**TASK GOAL**:
Filter the data below for the string "Shade" and copy each matching line.

Start of Block

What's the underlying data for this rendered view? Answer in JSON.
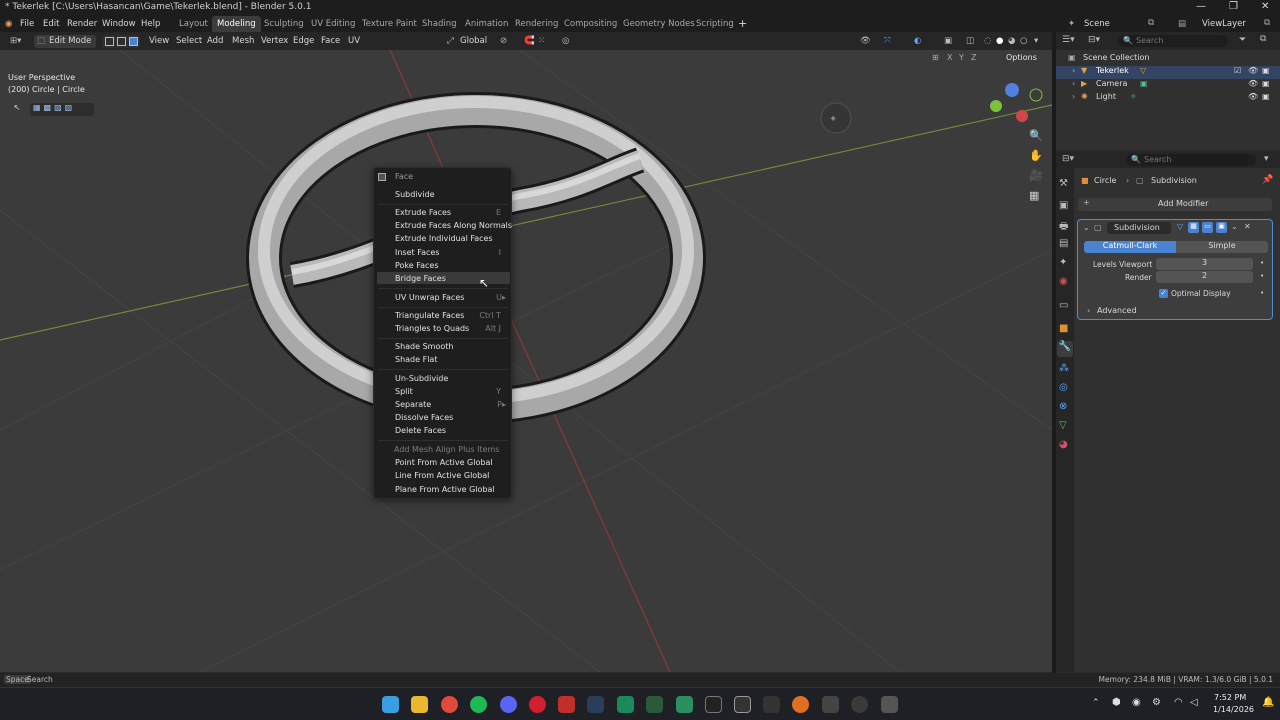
{
  "window": {
    "title": "* Tekerlek [C:\\Users\\Hasancan\\Game\\Tekerlek.blend] - Blender 5.0.1",
    "controls": [
      "—",
      "❐",
      "✕"
    ]
  },
  "menu": [
    "File",
    "Edit",
    "Render",
    "Window",
    "Help"
  ],
  "workspaces": [
    "Layout",
    "Modeling",
    "Sculpting",
    "UV Editing",
    "Texture Paint",
    "Shading",
    "Animation",
    "Rendering",
    "Compositing",
    "Geometry Nodes",
    "Scripting"
  ],
  "active_workspace": "Modeling",
  "scene": "Scene",
  "view_layer": "ViewLayer",
  "header": {
    "mode": "Edit Mode",
    "view": "View",
    "select": "Select",
    "add": "Add",
    "mesh": "Mesh",
    "vertex": "Vertex",
    "edge": "Edge",
    "face": "Face",
    "uv": "UV",
    "orientation": "Global",
    "options": "Options",
    "axes": [
      "X",
      "Y",
      "Z"
    ]
  },
  "viewport": {
    "perspective": "User Perspective",
    "object_info": "(200) Circle | Circle"
  },
  "context_menu": {
    "title": "Face",
    "items": [
      {
        "label": "Subdivide",
        "shortcut": ""
      },
      {
        "label": "Extrude Faces",
        "shortcut": "E"
      },
      {
        "label": "Extrude Faces Along Normals",
        "shortcut": ""
      },
      {
        "label": "Extrude Individual Faces",
        "shortcut": ""
      },
      {
        "label": "Inset Faces",
        "shortcut": "I"
      },
      {
        "label": "Poke Faces",
        "shortcut": ""
      },
      {
        "label": "Bridge Faces",
        "shortcut": ""
      },
      {
        "label": "UV Unwrap Faces",
        "shortcut": "U▸"
      },
      {
        "label": "Triangulate Faces",
        "shortcut": "Ctrl T"
      },
      {
        "label": "Triangles to Quads",
        "shortcut": "Alt J"
      },
      {
        "label": "Shade Smooth",
        "shortcut": ""
      },
      {
        "label": "Shade Flat",
        "shortcut": ""
      },
      {
        "label": "Un-Subdivide",
        "shortcut": ""
      },
      {
        "label": "Split",
        "shortcut": "Y"
      },
      {
        "label": "Separate",
        "shortcut": "P▸"
      },
      {
        "label": "Dissolve Faces",
        "shortcut": ""
      },
      {
        "label": "Delete Faces",
        "shortcut": ""
      },
      {
        "label": "Add Mesh Align Plus Items",
        "shortcut": ""
      },
      {
        "label": "Point From Active Global",
        "shortcut": ""
      },
      {
        "label": "Line From Active Global",
        "shortcut": ""
      },
      {
        "label": "Plane From Active Global",
        "shortcut": ""
      }
    ]
  },
  "outliner": {
    "search_placeholder": "Search",
    "collection": "Scene Collection",
    "objects": [
      "Tekerlek",
      "Camera",
      "Light"
    ]
  },
  "properties": {
    "search_placeholder": "Search",
    "breadcrumb_object": "Circle",
    "breadcrumb_modifier": "Subdivision",
    "add_modifier": "Add Modifier",
    "modifier_name": "Subdivision",
    "tab_catmull": "Catmull-Clark",
    "tab_simple": "Simple",
    "levels_viewport_label": "Levels Viewport",
    "levels_viewport": "3",
    "render_label": "Render",
    "render": "2",
    "optimal_display": "Optimal Display",
    "advanced": "Advanced"
  },
  "status": {
    "key": "Space",
    "action": "Search",
    "right": "Memory: 234.8 MiB | VRAM: 1.3/6.0 GiB | 5.0.1"
  },
  "taskbar": {
    "time": "7:52 PM",
    "date": "1/14/2026"
  }
}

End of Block

**FINAL ANSWER**:
        "label": "Shade Smooth",
        "label": "Shade Flat",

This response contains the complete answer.